One by one, separate parts of this reflex disappeared. It should be noted, though, that a small trace of this reflex must have remained, appearing in the form of the conditioned reflex still remaining insignificant and unstable while in this particular dog it should have been major and firm, with all good reasons. It looked like it was obviously hindered by the remainders of the freedom reflex. It is also interesting to note that by the end of that period, the dog itself jumped on the experimental table.
Nevertheless, we did not stop at that result, and cancelled the dog’s fundamental feeding while in the stand. About a month and a half later, the freedom reflex, on the backdrop of the continuing conditioned reflexes experimentation, started to re-emerge. In the end, it reached its initial force. It seems to us that, apart from substantiating the utmost stability of this reflex, which testifies to its innateness, this reflex return eradicates all other interpretations of the reaction described by us here.

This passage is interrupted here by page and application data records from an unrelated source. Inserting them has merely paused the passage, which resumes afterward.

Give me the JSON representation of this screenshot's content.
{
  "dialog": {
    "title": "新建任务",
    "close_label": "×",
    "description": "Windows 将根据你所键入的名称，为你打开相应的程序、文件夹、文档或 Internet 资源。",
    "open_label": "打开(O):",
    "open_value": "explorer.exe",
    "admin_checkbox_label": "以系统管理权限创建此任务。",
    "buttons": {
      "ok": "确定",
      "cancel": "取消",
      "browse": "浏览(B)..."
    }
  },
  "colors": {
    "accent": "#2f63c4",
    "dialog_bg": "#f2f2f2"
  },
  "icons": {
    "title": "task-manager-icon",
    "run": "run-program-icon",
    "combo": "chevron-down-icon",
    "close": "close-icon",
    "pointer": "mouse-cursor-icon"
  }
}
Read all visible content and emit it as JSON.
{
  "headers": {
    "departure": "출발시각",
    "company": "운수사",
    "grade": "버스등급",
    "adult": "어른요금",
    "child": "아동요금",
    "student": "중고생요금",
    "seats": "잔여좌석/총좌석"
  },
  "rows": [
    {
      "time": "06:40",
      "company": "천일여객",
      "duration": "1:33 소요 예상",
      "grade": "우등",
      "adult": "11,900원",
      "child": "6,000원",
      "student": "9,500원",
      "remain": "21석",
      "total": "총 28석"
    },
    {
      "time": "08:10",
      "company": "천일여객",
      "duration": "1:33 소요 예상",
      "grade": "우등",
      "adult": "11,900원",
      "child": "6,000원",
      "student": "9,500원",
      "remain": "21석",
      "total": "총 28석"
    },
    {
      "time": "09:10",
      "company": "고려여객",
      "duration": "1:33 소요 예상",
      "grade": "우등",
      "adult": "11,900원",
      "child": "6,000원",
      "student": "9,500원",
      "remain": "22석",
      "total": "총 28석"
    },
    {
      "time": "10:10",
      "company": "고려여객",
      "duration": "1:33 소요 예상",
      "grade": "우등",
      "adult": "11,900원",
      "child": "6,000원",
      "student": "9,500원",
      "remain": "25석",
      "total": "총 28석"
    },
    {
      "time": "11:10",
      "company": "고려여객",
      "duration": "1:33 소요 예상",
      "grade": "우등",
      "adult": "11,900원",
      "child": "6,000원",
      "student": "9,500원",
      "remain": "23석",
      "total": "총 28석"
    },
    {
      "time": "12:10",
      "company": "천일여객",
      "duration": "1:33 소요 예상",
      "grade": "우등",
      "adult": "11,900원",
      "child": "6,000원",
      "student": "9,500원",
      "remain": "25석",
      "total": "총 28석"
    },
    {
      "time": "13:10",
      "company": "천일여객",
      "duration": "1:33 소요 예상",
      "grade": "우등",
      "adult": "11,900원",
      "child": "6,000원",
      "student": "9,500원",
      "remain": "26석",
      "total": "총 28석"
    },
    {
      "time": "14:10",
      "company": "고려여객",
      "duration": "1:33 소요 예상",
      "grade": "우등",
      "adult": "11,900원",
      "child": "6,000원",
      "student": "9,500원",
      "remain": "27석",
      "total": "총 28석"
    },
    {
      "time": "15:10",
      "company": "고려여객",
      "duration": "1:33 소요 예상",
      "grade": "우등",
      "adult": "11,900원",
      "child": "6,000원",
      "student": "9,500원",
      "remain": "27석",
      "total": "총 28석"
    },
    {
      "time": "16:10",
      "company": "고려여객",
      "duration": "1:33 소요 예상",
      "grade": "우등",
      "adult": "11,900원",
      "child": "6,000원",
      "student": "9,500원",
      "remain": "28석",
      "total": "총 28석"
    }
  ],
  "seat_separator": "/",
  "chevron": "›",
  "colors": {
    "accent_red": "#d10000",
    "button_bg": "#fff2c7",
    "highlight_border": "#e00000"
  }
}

It was only after four months and a half more, when the dog had been being kept in a separate kennel where it had been fed, the freedom reflex was finally suppressed. Only after this, the dog could be used without any hindrance, like any other test dog of ours.
There seems to be no doubt that the systematic study of the innate animal reactions pool will only facilitate our greater understanding of ourselves, and our developing the ability for our personal self-government. By the last, we mean this, for example. It is evident that on a par with the freedom reflex, there exists the slavery reflex. It is a well-known fact that puppies and small dogs often fall on their backs before larger dogs. This signifies a surrender, a throwing oneself at the mercy of the strongest, analogous to the human kneeling or prostrating. This slavery reflex, of course, is justified by certain life circumstances. A deliberate position of passivity taken by the weakest naturally leads to a drop in the strongest’s aggressive reaction while the weakest’s resistance, even the feeble one, only increases the strongest’s destructive excitement.